It’s a weird myth that only the good writers get published. There are some lousy-assed writers out there getting published, who have agents and book deals and call themselves an author even though all they did was repackage some shit their dad said or old badly-written blog posts (please note: this does not refer to people whose books I own, for instance if your initials are MS, WM, GZ or JA). If you have any doubt of that, just look at the petri dish of the blogosphere: there are some JACKED writers out there with hit counts that MAKE NO SENSE. But what sets them apart (and those great, unlauded writers) from, oh, ME is that they are typing a lot more text into their empty DOC files. I know this. Of course I do. Blah. I should probably eat more green leafy vegetables too, but look! Candy!

It comes down to the lesson I learned in the pottery studio, at a profound level. You’ve got to persist, insist and exist as an artist (or a writer), which means that you “just keep making”, even though you are pretty sure it’s going to suck. Sometimes it’s just easier to do that on a potter’s wheel than when faced with a blinking cursor.

In semi-related news, one of my short stories (mentioned a few times in this blog as “the sleep story”) will be appearing in the upcoming issue of Drunken Boat, which you can read here. I’m banking on the fact that the thrill of Having Written and the feedback therein will give me some momentum to move forward.
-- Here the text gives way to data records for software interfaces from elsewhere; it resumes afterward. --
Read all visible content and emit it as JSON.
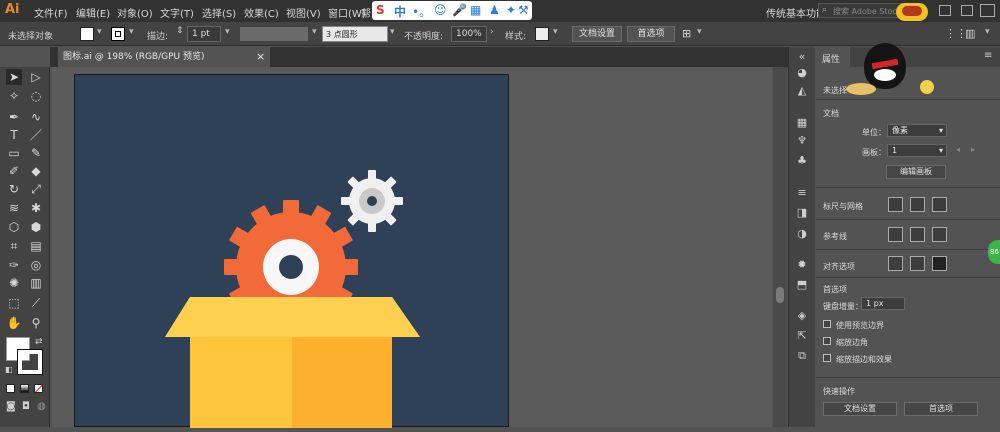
{
  "app": {
    "logo": "Ai"
  },
  "menu": [
    "文件(F)",
    "编辑(E)",
    "对象(O)",
    "文字(T)",
    "选择(S)",
    "效果(C)",
    "视图(V)",
    "窗口(W)",
    "帮"
  ],
  "ime": {
    "label": "中",
    "extra": "•。"
  },
  "workspace": {
    "label": "传统基本功能"
  },
  "search": {
    "placeholder": "搜索 Adobe Stock"
  },
  "control": {
    "no_selection": "未选择对象",
    "stroke_label": "描边:",
    "stroke_value": "1 pt",
    "brush_value": "3 点圆形",
    "opacity_label": "不透明度:",
    "opacity_value": "100%",
    "style_label": "样式:",
    "doc_setup": "文档设置",
    "preferences": "首选项"
  },
  "tab": {
    "title": "图标.ai @ 198% (RGB/GPU 预览)",
    "close": "×"
  },
  "panel": {
    "tab_title": "属性",
    "no_selection": "未选择",
    "document_section": "文档",
    "unit_label": "单位：",
    "unit_value": "像素",
    "artboard_label": "画板：",
    "artboard_value": "1",
    "edit_artboard": "编辑画板",
    "rulers_grid": "标尺与网格",
    "guides": "参考线",
    "snap_options": "对齐选项",
    "preferences_section": "首选项",
    "keyboard_increment_label": "键盘增量：",
    "keyboard_increment_value": "1 px",
    "cb_preview_bounds": "使用预览边界",
    "cb_scale_corners": "缩放边角",
    "cb_scale_strokes": "缩放描边和效果",
    "quick_actions": "快速操作",
    "qa_doc_setup": "文档设置",
    "qa_preferences": "首选项",
    "badge_text": "86"
  },
  "colors": {
    "artboard": "#2e4157",
    "gear_large": "#f26a3a",
    "gear_small": "#f0f0f0",
    "box_front": "#fdbf3a",
    "box_right": "#fcaa2c",
    "box_flap": "#fccf4e",
    "accent": "#e08a2d"
  }
}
Here’s hoping.

*I have nothing against the word “novel” ok? And I’m sure that I’ll start using the word “novel” when I have a “novel” but until then, it’s not a “novel”. It’s a collection of larger snippets that is trying to be something more, and also, I hate how pretentious it sounds to say “I’m working on a novel”. It sounds quite a bit like saying “I’m not really a waitress”. It might also have something to do with the fact that “novel” is a scary word and I’m a super big chicken.